• [GIVEN INFORMATION]
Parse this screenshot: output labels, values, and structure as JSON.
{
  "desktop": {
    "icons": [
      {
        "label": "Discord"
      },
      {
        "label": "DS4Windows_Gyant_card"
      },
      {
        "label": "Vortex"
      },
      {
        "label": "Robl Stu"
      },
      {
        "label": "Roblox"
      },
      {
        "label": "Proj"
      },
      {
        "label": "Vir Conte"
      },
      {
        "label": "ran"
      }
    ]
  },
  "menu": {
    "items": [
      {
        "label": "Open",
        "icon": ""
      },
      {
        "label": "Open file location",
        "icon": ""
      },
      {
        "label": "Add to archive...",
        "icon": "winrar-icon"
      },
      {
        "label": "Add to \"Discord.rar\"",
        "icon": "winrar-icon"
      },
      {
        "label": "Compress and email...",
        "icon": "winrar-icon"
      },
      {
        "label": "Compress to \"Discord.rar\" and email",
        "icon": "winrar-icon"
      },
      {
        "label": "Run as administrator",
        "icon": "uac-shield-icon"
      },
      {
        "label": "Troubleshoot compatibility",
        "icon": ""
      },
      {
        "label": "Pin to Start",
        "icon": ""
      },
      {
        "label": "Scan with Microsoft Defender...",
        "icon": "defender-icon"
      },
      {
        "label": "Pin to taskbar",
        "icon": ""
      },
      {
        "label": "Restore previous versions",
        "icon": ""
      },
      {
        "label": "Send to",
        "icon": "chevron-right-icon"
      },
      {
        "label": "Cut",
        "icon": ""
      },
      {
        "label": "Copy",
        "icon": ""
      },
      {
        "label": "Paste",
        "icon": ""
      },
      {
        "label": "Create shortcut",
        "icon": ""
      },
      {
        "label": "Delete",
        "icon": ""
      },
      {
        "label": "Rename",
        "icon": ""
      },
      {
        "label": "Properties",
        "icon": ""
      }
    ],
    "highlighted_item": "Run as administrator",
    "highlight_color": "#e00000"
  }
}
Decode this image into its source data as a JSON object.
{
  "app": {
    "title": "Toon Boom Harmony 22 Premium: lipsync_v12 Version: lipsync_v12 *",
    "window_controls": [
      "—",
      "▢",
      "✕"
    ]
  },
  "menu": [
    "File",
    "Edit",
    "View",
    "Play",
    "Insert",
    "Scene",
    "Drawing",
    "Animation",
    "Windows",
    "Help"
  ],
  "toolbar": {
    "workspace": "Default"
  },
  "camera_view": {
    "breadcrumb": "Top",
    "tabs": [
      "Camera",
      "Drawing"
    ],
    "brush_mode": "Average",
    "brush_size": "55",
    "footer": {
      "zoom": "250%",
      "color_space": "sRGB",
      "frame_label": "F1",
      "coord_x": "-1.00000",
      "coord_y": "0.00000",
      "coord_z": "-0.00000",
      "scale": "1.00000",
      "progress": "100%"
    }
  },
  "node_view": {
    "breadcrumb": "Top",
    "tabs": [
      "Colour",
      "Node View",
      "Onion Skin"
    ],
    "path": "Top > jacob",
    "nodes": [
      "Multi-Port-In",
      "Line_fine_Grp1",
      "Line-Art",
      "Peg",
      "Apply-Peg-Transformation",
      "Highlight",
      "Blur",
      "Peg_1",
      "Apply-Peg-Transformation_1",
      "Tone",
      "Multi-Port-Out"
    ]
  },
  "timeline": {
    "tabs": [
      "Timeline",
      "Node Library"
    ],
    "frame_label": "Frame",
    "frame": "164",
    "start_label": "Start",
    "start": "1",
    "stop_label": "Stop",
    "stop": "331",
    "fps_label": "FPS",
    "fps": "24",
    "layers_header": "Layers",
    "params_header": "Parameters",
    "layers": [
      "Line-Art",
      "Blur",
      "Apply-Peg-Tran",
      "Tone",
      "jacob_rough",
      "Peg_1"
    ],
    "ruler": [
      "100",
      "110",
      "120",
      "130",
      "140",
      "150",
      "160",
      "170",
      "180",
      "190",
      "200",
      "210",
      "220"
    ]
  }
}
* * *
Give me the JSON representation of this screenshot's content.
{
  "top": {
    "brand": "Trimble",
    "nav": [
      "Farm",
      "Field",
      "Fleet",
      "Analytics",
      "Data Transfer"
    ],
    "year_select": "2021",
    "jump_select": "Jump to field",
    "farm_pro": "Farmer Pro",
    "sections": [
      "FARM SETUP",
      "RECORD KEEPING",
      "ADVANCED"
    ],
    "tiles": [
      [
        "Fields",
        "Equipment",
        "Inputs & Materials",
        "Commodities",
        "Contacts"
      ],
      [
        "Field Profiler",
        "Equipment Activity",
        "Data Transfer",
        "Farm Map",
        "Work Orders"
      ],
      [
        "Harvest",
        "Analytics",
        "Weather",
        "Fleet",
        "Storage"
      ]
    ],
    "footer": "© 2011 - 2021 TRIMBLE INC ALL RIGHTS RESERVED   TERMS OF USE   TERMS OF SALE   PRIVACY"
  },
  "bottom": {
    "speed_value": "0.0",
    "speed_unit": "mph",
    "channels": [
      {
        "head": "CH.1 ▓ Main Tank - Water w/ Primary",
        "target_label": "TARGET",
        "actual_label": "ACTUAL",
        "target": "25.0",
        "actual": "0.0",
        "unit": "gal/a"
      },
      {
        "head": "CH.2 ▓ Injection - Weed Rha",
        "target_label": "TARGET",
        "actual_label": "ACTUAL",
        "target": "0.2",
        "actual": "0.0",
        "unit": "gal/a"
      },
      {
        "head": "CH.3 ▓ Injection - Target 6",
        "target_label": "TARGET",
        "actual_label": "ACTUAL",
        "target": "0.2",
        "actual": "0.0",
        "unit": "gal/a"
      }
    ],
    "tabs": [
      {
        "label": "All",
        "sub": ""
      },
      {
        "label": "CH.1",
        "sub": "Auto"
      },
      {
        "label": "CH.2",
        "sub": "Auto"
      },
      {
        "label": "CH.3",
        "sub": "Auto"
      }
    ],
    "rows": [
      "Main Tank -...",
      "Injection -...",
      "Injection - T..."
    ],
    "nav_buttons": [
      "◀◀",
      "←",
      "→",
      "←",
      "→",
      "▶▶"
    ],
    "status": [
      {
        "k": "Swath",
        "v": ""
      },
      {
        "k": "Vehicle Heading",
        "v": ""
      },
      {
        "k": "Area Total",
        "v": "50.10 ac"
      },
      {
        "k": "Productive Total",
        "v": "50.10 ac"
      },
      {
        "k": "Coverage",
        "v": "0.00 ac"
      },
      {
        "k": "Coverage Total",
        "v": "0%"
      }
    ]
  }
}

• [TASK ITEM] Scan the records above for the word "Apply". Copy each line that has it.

• [RESPONSE BELOW]
      "Apply-Peg-Transformation",
      "Apply-Peg-Transformation_1",
      "Apply-Peg-Tran",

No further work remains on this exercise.